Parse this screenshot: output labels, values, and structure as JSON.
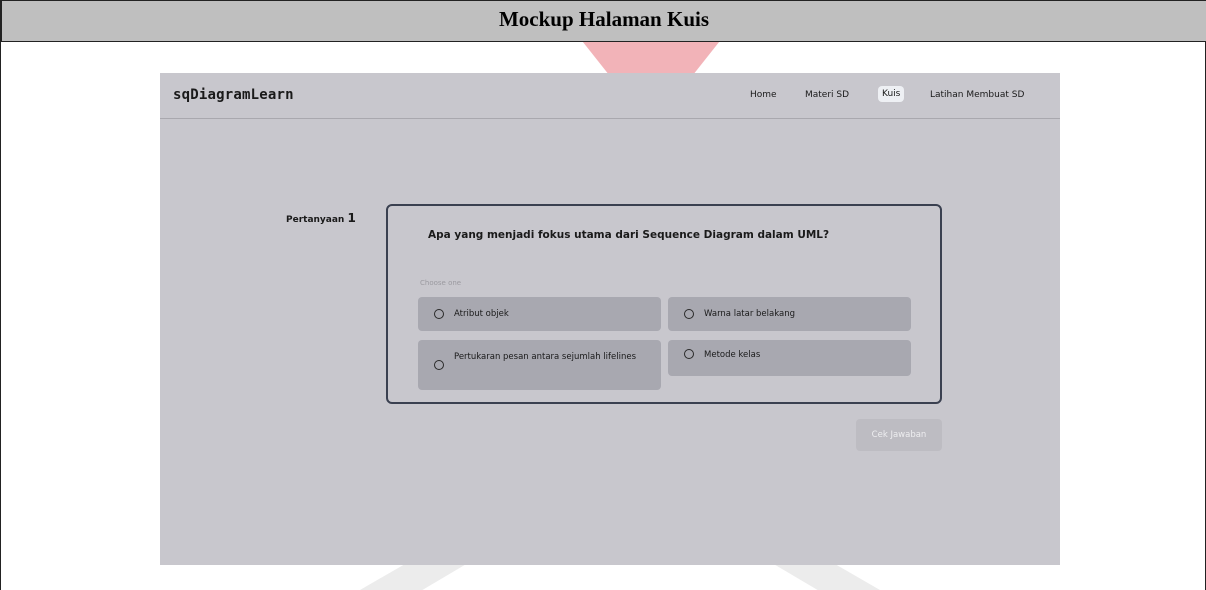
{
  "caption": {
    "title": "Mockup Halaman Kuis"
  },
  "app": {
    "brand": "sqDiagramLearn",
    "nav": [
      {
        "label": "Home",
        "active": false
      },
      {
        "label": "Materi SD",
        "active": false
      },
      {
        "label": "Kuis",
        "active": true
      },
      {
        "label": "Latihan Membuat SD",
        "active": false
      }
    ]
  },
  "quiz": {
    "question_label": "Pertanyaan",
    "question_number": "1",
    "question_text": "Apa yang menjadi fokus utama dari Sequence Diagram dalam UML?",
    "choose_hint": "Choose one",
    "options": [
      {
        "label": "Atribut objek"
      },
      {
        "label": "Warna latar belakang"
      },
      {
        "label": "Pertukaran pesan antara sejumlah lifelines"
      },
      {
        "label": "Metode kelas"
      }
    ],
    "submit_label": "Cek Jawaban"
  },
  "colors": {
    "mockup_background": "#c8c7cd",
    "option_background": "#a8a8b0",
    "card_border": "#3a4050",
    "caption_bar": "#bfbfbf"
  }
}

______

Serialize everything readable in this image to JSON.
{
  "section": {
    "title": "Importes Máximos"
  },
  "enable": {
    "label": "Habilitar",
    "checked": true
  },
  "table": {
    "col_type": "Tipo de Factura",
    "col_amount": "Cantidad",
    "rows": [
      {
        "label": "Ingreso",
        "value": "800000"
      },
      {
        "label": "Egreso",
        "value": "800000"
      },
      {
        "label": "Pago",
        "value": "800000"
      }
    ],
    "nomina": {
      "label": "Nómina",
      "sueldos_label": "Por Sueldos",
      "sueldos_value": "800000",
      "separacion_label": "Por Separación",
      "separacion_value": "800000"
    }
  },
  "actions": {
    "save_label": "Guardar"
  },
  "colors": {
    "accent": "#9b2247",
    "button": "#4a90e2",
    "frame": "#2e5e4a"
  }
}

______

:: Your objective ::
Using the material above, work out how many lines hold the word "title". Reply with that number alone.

:: Written answer ::
2